Koral hired to be Riverside new city administrator

The City of Riverside has chosen Brian Koral as its next city administrator.

During a council meeting on Tuesday, Feb. 20, the board approved hiring the current city administrator for Atoka, Tenn.

For Koral and his family, it is a return back to Missouri, where he served as the personnel director from 2007 to 2011 for the City of Sedalia.

After his initial interview with the city last month, Koral, his wife and two children — ages 8 and 5 — visited Riverside and the Kansas City area during President’s Day weekend to get a better feel for the community. That trip sold the entire family on moving to the area, one they visited often when living in Sedalia.

Brian Koral

Brian Koral

Koral’s last day in Atoka, about 30 miles north of Memphis, will be April 13 and he will start his new job on April 23, taking a spot currently held by Greg Mills, who will be retiring.

“Everything I have seen, I have been impressed with from elected officials, the mayor and leadership,” Koral said. “Everyone seems top notch and that was a huge part of the decision. I was looking for an organization in a good position and performing well and I want to help continue the push forward and take it to another level.

“If you asked me a year ago if I was headed back to Missouri, I couldn’t see it happening. The opportunity popped up in Riverside and it felt right, and the visit confirmed it.”

Koral is a native of Rochester, N.Y. and attended college at Elon University in Elon, N.C. He is currently working on a master’s degree from Arkansas State in public administration.

His entry into helping the public started following college, where he ran KSDP AM radio — a public broadcasting channel — in Sand Point, Ak. for five years.

“As a 21 year old it was an option,” Koral said. “I didn’t have any connections there but it was one of those once-in-a-lifetime shots, so let’s go and try it.”

Koral did radio in college and was originally a communication major at Elon before switching to political science.

He and his wife then moved to Sedalia, where he oversaw 220 employees in 14 different departments. In 2010, he served a stint as the interim city administrator in Sedalia.

Koral is moving to a city with a population of around 3,300 at the time of the last census in 2016, but has a higher population during the work-time hours.

He comes from a town that saw a lot of growth over the last 30 years, but was more of a sleeper town as many worked in Memphis or the suburbs.

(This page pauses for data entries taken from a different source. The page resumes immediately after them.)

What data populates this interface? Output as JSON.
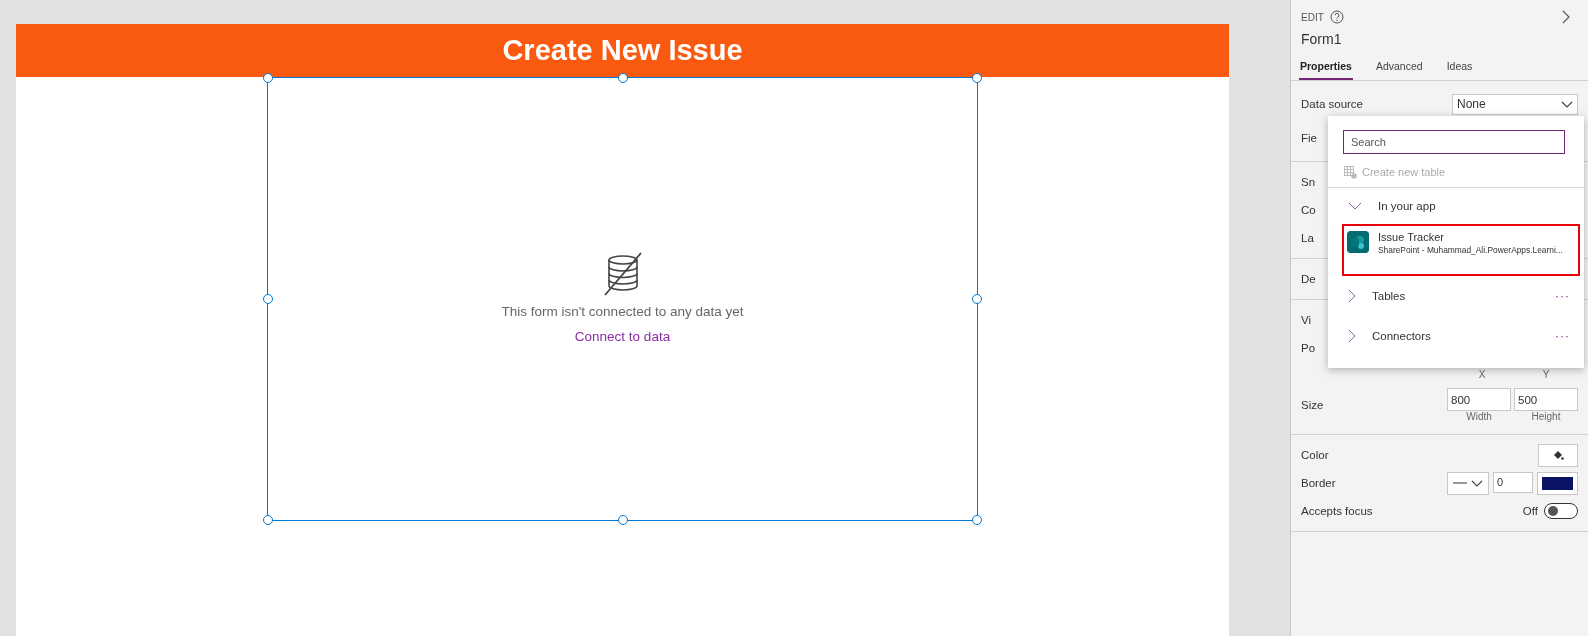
{
  "canvas": {
    "header_title": "Create New Issue",
    "form": {
      "selected": true,
      "message": "This form isn't connected to any data yet",
      "link": "Connect to data"
    }
  },
  "panel": {
    "mode": "EDIT",
    "control_name": "Form1",
    "tabs": [
      {
        "label": "Properties",
        "selected": true
      },
      {
        "label": "Advanced",
        "selected": false
      },
      {
        "label": "Ideas",
        "selected": false
      }
    ],
    "sections": [
      {
        "rows": [
          {
            "kind": "dropdown",
            "label": "Data source",
            "value": "None"
          },
          {
            "kind": "label",
            "label": "Fie"
          }
        ]
      },
      {
        "rows": [
          {
            "kind": "label",
            "label": "Sn"
          },
          {
            "kind": "label",
            "label": "Co"
          },
          {
            "kind": "label",
            "label": "La"
          }
        ]
      },
      {
        "rows": [
          {
            "kind": "label",
            "label": "De"
          }
        ]
      },
      {
        "rows": [
          {
            "kind": "label",
            "label": "Vi"
          },
          {
            "kind": "label",
            "label": "Po"
          },
          {
            "kind": "captions",
            "captions": [
              "X",
              "Y"
            ]
          },
          {
            "kind": "pair",
            "label": "Size",
            "values": [
              "800",
              "500"
            ],
            "captions": [
              "Width",
              "Height"
            ]
          }
        ]
      },
      {
        "rows": [
          {
            "kind": "color",
            "label": "Color"
          },
          {
            "kind": "border",
            "label": "Border",
            "value": "0",
            "color": "#0b1464"
          },
          {
            "kind": "toggle",
            "label": "Accepts focus",
            "state_text": "Off",
            "on": false
          }
        ]
      }
    ]
  },
  "popup": {
    "search_placeholder": "Search",
    "create_label": "Create new table",
    "groups": [
      {
        "label": "In your app",
        "expanded": true,
        "items": [
          {
            "title": "Issue Tracker",
            "subtitle": "SharePoint - Muhammad_Ali.PowerApps.Learni...",
            "highlighted": true
          }
        ]
      },
      {
        "label": "Tables",
        "expanded": false,
        "more": "···"
      },
      {
        "label": "Connectors",
        "expanded": false,
        "more": "···"
      }
    ]
  }
}
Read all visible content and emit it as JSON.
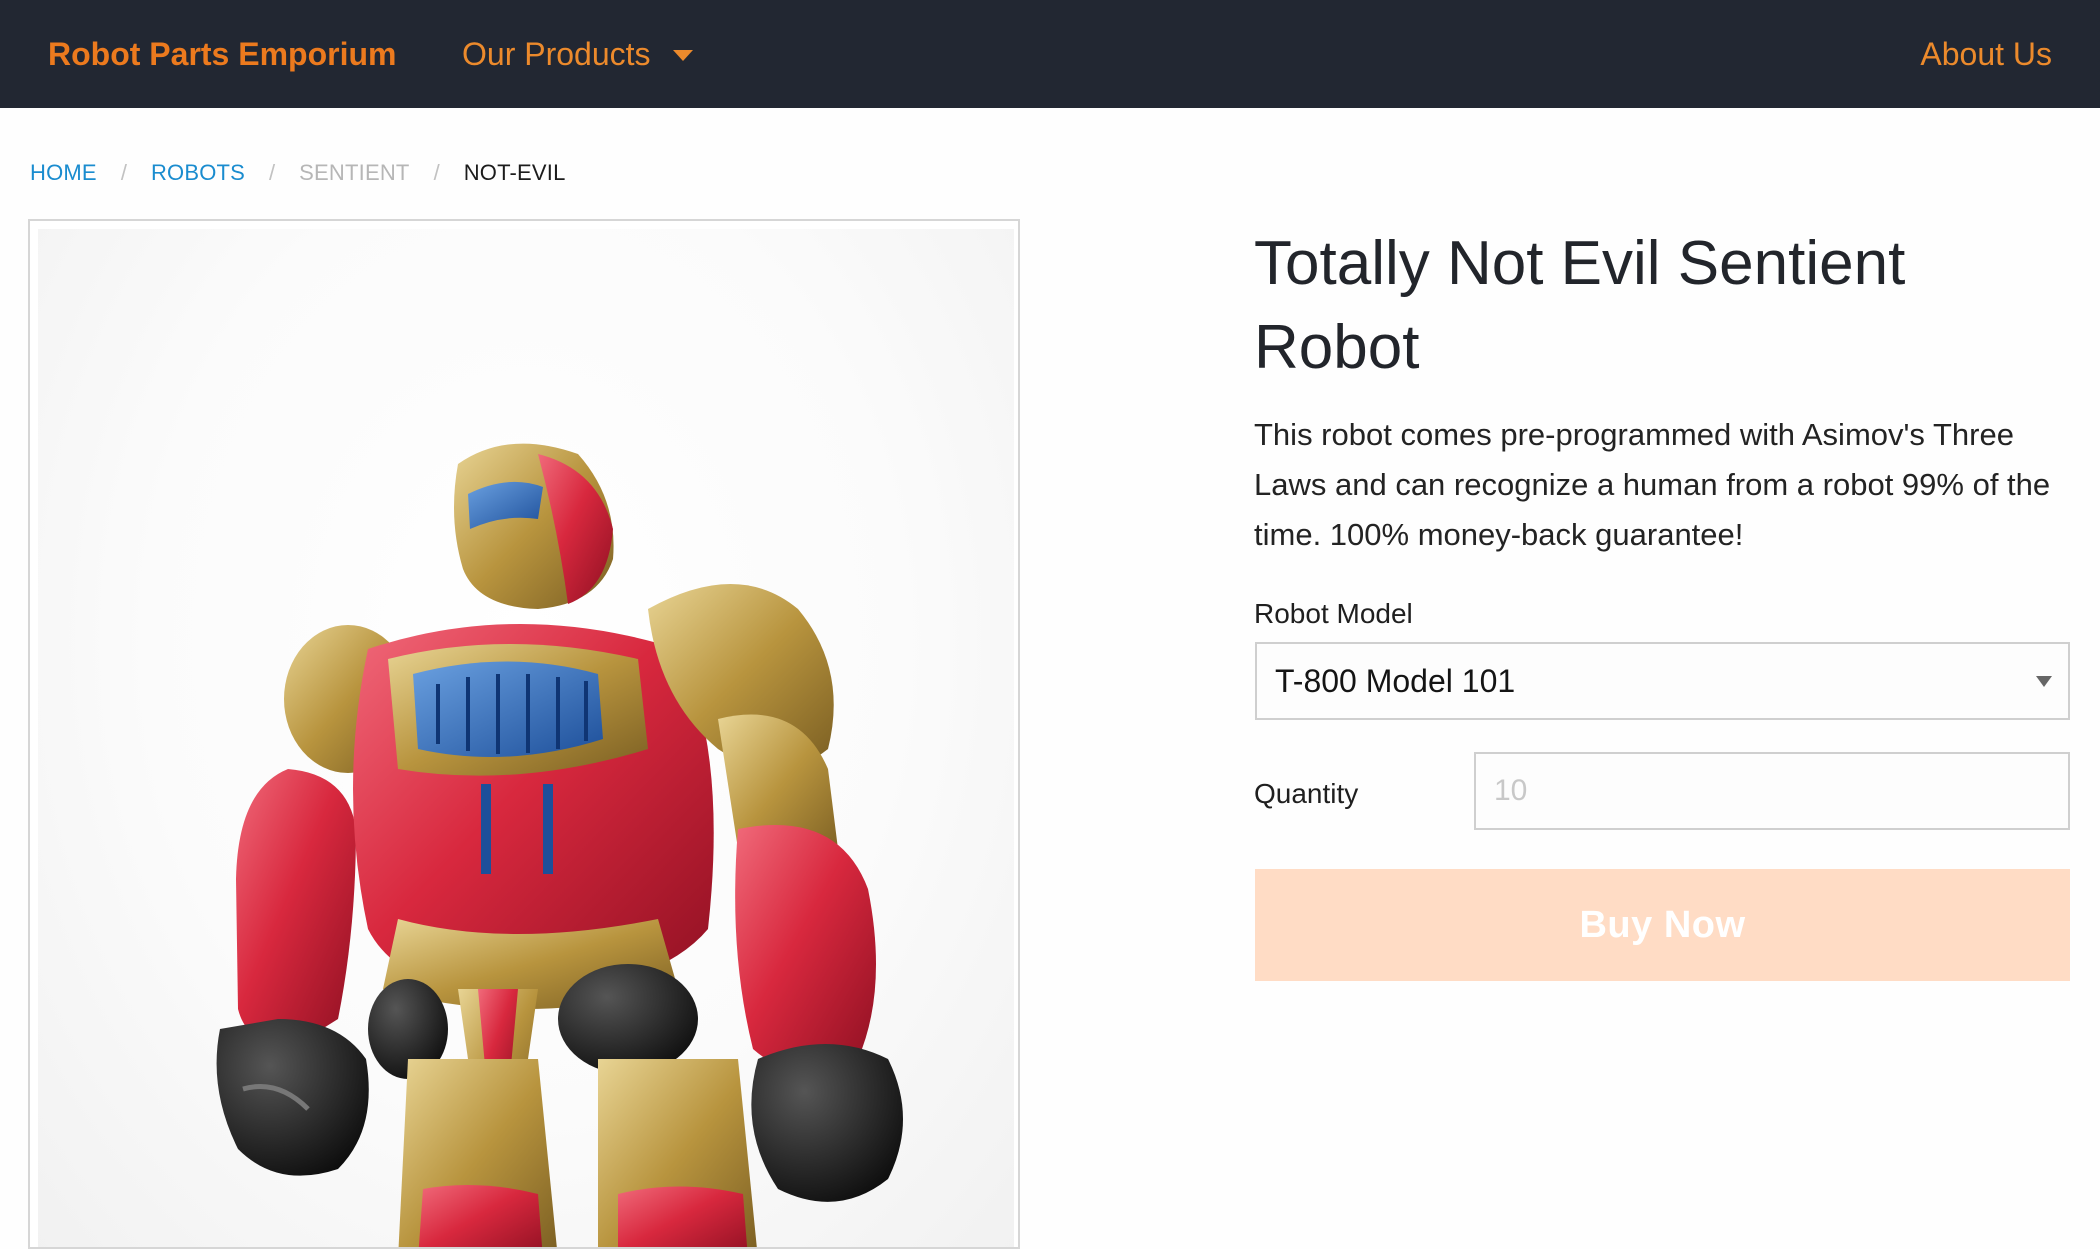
{
  "header": {
    "brand": "Robot Parts Emporium",
    "products_menu": "Our Products",
    "about": "About Us"
  },
  "breadcrumb": [
    "HOME",
    "ROBOTS",
    "SENTIENT",
    "NOT-EVIL"
  ],
  "breadcrumb_separator": "/",
  "product": {
    "title": "Totally Not Evil Sentient Robot",
    "description": "This robot comes pre-programmed with Asimov's Three Laws and can recognize a human from a robot 99% of the time. 100% money-back guarantee!",
    "model_label": "Robot Model",
    "model_selected": "T-800 Model 101",
    "quantity_label": "Quantity",
    "quantity_placeholder": "10",
    "buy_label": "Buy Now"
  },
  "colors": {
    "header_bg": "#222732",
    "accent_orange": "#ec7a1e",
    "link_blue": "#1a8ccf",
    "buy_disabled_bg": "#ffdcc5"
  },
  "icons": {
    "products_menu": "caret-down-icon",
    "model_select": "select-arrow-icon"
  }
}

Atoka had a population of nearly 10,000 during the 2016 census, but back in 1990 the population of the town was a mere 650. With an ever-growing community came plenty of chances for Koral to make an impact in Atoka.

Some of his bigger achievements included starting a fire department as well as investing millions in the parks department — something much desired in a sleeper community.

Koral noted that there are about 1,000 students between kindergarten and fifth grade in Atoka — a 1/10th of the city’s population.

“I enjoy the opportunity to serve the public and I desire to dig in and get my hands dirty and improve the conditions around,” Koral said. “One thing I love is when you can see the results of what you do and it’s on a local level. I take my kids to the playground our organization improved or the splash pad we had done. Really seeing the results is so rewarding.”

There were plenty of other things that Koral helped take a part of in Tennessee. Atoka became the first town in Tipton County to start offering curbside recycling, while adding residential trash pickup, as well as water, sewer and road improvements were needed for the booming town.

In other news:

- Approved a contract renewal for transit service between the city and the Kansas City Area Transportation Authority to not exceed $15,828.

- Gave approval to the mayoral appointment of Tammy Moody from Bank Liberty as the director of the Riverside Gateway Crossing Community Improvement District.

- Two police cars placed in an online auction were sold for $18,700, higher than expected according to police chief Chris Skinrood.